Much has changed since La Roja were victorious in Ukraine four years ago, and a number of younger players are beginning to take lead roles in the setup – our very own Koke being one of those.
The 25-man squad was revealed earlier in the week with debate about Juan Mata and Diego Costa being just a few notable names omitted from the squad.
Obviously, the Spanish national team is blessed with deep talent at majority of its positions, often times seeing a lot of quality midfielders and forwards fighting for starting XI spots. This Euro campaign will be no different.
In the past, Spain was fortunate to have arguably the best attacking midfielders of their generation in Xavi Hernández and Andrés Iniesta. The former has since retired from international competitions while the latter is still a first-choice pick for his side. But is Iniesta still the best out-and-out attacking-midfielder in Spain’s roster?
The answer obviously lies in the most frequently used midfielders like Sergio Busquets, Thiago Alcântara, Koke, Cesc Fabregas, David Silva and Isco. Given that Busquets is used for different attributes than most of his positional peers, we’ll focus on the others.
Value, Stats, and Advanced Metrics
In England, Fabregas has had a sub-par campaign under former manager Jose Mourinho and interim coach Guus Hiddink. He went from winning the English Premier League to finishing in 10th place this season.

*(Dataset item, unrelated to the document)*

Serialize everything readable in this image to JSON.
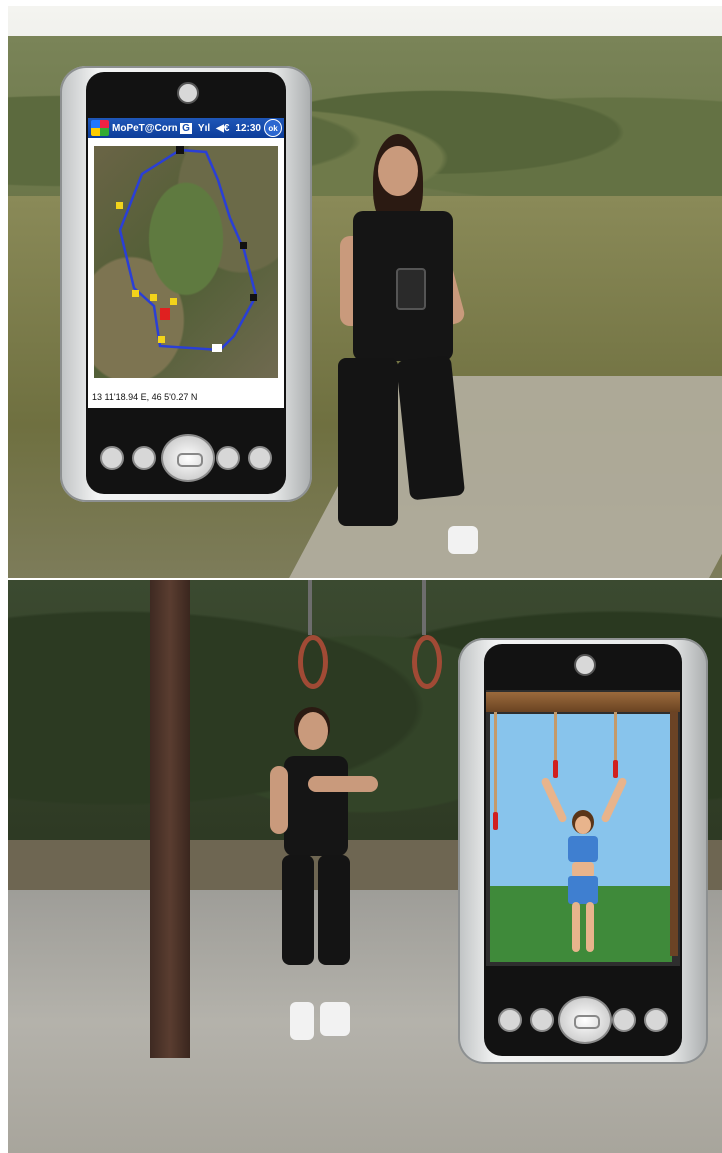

It’s been accepted the he’s suffered from distractions and from being forced to cover for Nemanja Matic’s shortcomings this year. However, per Squawka, Fabregas is still a top three player at Chelsea according to their Performance Score:
David Silva has also endured a sub-par 15/16 season at Etihad Stadium with his Performance Score dropping from a 999.45 to 603.84 in one season:

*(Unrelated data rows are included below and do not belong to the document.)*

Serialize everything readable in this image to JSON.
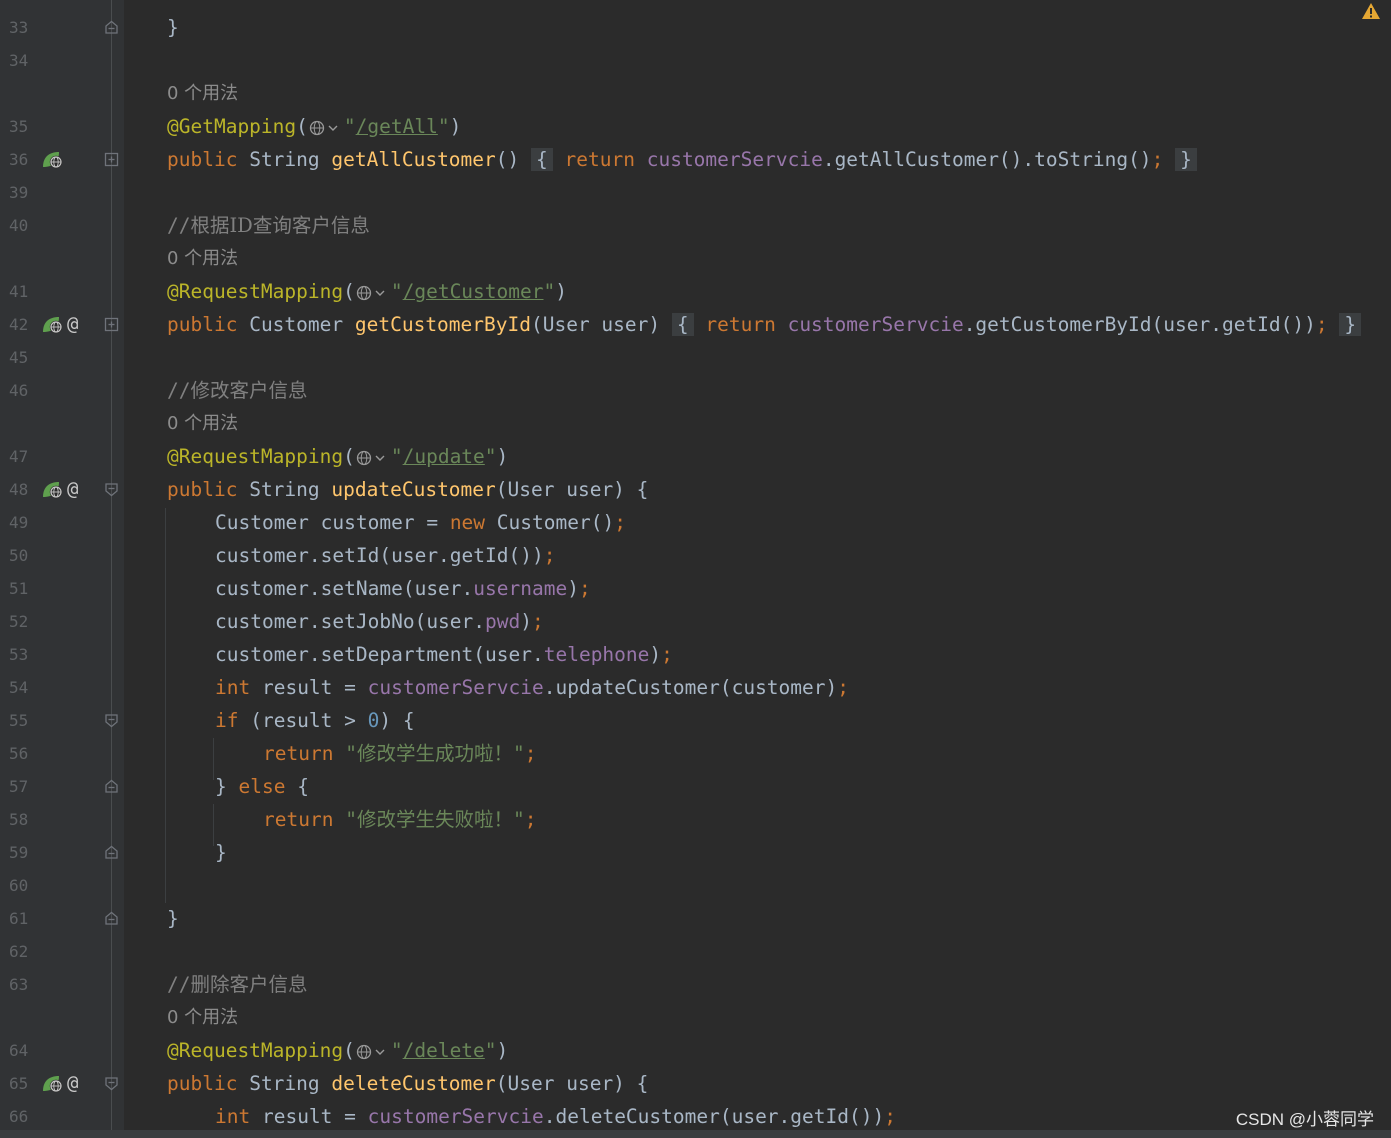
{
  "editor": {
    "usage_hint": "0 个用法",
    "lines": {
      "l33": {
        "num": "33",
        "code": "}"
      },
      "l34": {
        "num": "34"
      },
      "l35": {
        "num": "35",
        "ann": "@GetMapping",
        "url": "/getAll"
      },
      "l36": {
        "num": "36",
        "kw_public": "public",
        "type": "String",
        "method": "getAllCustomer",
        "kw_return": "return",
        "field": "customerServcie",
        "call": ".getAllCustomer().toString()",
        "semi": ";"
      },
      "l39": {
        "num": "39"
      },
      "l40": {
        "num": "40",
        "comment_prefix": "//",
        "comment": "根据ID查询客户信息"
      },
      "l41": {
        "num": "41",
        "ann": "@RequestMapping",
        "url": "/getCustomer"
      },
      "l42": {
        "num": "42",
        "kw_public": "public",
        "type": "Customer",
        "method": "getCustomerById",
        "params": "(User user)",
        "kw_return": "return",
        "field": "customerServcie",
        "call": ".getCustomerById(user.getId())",
        "semi": ";"
      },
      "l45": {
        "num": "45"
      },
      "l46": {
        "num": "46",
        "comment_prefix": "//",
        "comment": "修改客户信息"
      },
      "l47": {
        "num": "47",
        "ann": "@RequestMapping",
        "url": "/update"
      },
      "l48": {
        "num": "48",
        "kw_public": "public",
        "type": "String",
        "method": "updateCustomer",
        "params": "(User user) {"
      },
      "l49": {
        "num": "49",
        "a": "Customer customer = ",
        "kw": "new",
        "b": " Customer()",
        "semi": ";"
      },
      "l50": {
        "num": "50",
        "a": "customer.setId(user.getId())",
        "semi": ";"
      },
      "l51": {
        "num": "51",
        "a": "customer.setName(user.",
        "field": "username",
        "b": ")",
        "semi": ";"
      },
      "l52": {
        "num": "52",
        "a": "customer.setJobNo(user.",
        "field": "pwd",
        "b": ")",
        "semi": ";"
      },
      "l53": {
        "num": "53",
        "a": "customer.setDepartment(user.",
        "field": "telephone",
        "b": ")",
        "semi": ";"
      },
      "l54": {
        "num": "54",
        "kw": "int",
        "a": " result = ",
        "field": "customerServcie",
        "b": ".updateCustomer(customer)",
        "semi": ";"
      },
      "l55": {
        "num": "55",
        "kw": "if",
        "a": " (result > ",
        "number": "0",
        "b": ") {"
      },
      "l56": {
        "num": "56",
        "kw": "return",
        "str": "修改学生成功啦！",
        "semi": ";"
      },
      "l57": {
        "num": "57",
        "a": "} ",
        "kw": "else",
        "b": " {"
      },
      "l58": {
        "num": "58",
        "kw": "return",
        "str": "修改学生失败啦！",
        "semi": ";"
      },
      "l59": {
        "num": "59",
        "code": "}"
      },
      "l60": {
        "num": "60"
      },
      "l61": {
        "num": "61",
        "code": "}"
      },
      "l62": {
        "num": "62"
      },
      "l63": {
        "num": "63",
        "comment_prefix": "//",
        "comment": "删除客户信息"
      },
      "l64": {
        "num": "64",
        "ann": "@RequestMapping",
        "url": "/delete"
      },
      "l65": {
        "num": "65",
        "kw_public": "public",
        "type": "String",
        "method": "deleteCustomer",
        "params": "(User user) {"
      },
      "l66": {
        "num": "66",
        "kw": "int",
        "a": " result = ",
        "field": "customerServcie",
        "b": ".deleteCustomer(user.getId())",
        "semi": ";"
      }
    }
  },
  "watermark": "CSDN @小蓉同学",
  "icons": {
    "endpoint": "web-endpoint-icon",
    "at": "@",
    "fold_open": "fold-open-icon",
    "fold_close": "fold-close-icon",
    "fold_collapsed": "fold-collapsed-icon",
    "globe": "globe-dropdown-icon",
    "warning": "warning-icon"
  },
  "colors": {
    "background": "#2b2b2b",
    "gutter": "#313335",
    "keyword": "#cc7832",
    "annotation": "#bbb529",
    "string": "#6a8759",
    "method": "#ffc66d",
    "field": "#9876aa",
    "number": "#6897bb",
    "comment": "#808080",
    "text": "#a9b7c6"
  }
}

To his defense, the Manchester City midfielder has endured a few injuries this year and although we’re not disputing that these two Spanish EPL talents shouldn’t be called up, they’re quality enough to make the national cut but given their recent dip in form perhaps the others are primed to rival Iniesta.
In the Bundesliga is where you’ll find Thiago Alcântara and in La Liga is where you’ll see Koke and Isco display their services every week. Speaking on Real Madrid’s midfield call-up, Isco has been a more permanent staple this season for Los Blancos than James Rodríguez and has shown to be in Zinedine Zidane’s more offensive go-to formation.

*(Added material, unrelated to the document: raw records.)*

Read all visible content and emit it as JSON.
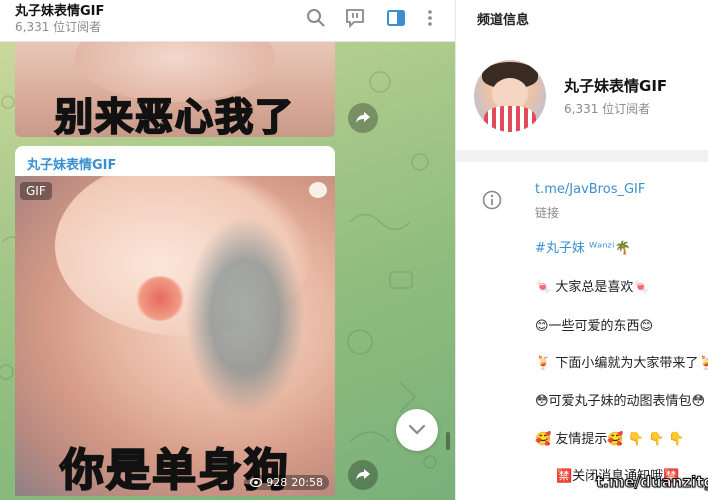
{
  "chat": {
    "title": "丸子妹表情GIF",
    "subscribers": "6,331 位订阅者",
    "top_caption": "别来恶心我了",
    "post": {
      "author": "丸子妹表情GIF",
      "badge": "GIF",
      "caption": "你是单身狗",
      "views": "928",
      "time": "20:58"
    }
  },
  "info": {
    "header": "频道信息",
    "name": "丸子妹表情GIF",
    "subscribers": "6,331 位订阅者",
    "link": "t.me/JavBros_GIF",
    "link_label": "链接",
    "desc_lines": [
      "#丸子妹 ᵂᵃⁿᶻⁱ🌴",
      "🍬 大家总是喜欢🍬",
      "😊一些可爱的东西😊",
      "🍹 下面小编就为大家带来了🍹",
      "😳可爱丸子妹的动图表情包😳",
      "🥰 友情提示🥰 👇 👇 👇",
      "🈲关闭消息通知哦🈲"
    ],
    "watermark": "t.me/duanzitg"
  },
  "icons": [
    "search-icon",
    "comments-icon",
    "sidebar-toggle-icon",
    "more-icon",
    "share-icon",
    "info-icon",
    "chevron-down-icon",
    "eye-icon"
  ],
  "colors": {
    "accent": "#3a8fd0",
    "wallpaper": "#8fbd7e"
  }
}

Without viewing what Squawka’s computing metrics has to say for the youngster, we’re sure even a Real Madrid fan wouldn’t put Isco over the like’s of an aging Iniesta just yet. Bayern’s Thiago on the other hand, when put head-to-head against Atleti’s Koke, is an argument we can make without the advanced algorithm.
Koke’s creation, vision and passing when put to the test in a defense-first club like Atleti, still surpasses Thaigo in the stats department, and the Bayern midfielder even plays for a team that has a love affair with the ball. Thiago’s four goals and seven assists fails in comparison to Koke’s five and 16 in all competitions.
Yes, Thiago Alcântara has only started in 29 and Koke has 49, but Thiago has been subbed in 14 times as well, it’s not like he hasn’t received a decent amount of minutes overall.
In fact, Koke has better assist and goal marks than any of the midfielders being compared. Shall we bring out Squawka’s Performance Score metrics? I think it’s time:
Koke trumps all of them in the overall Performance Score, which is even more impressive considering he plays for squad that wins matches without the ball.
Before you call us biased, yes, these algorithms and computer metrics aren’t the end-all in evaluating players, and yes, Iniesta is still class. But given Koke’s excellent season, stats to back it up and Squawka’s metrics going in his favor, can he at the very least have enough evidence to back up a permanent spot on the starting XI? We think so.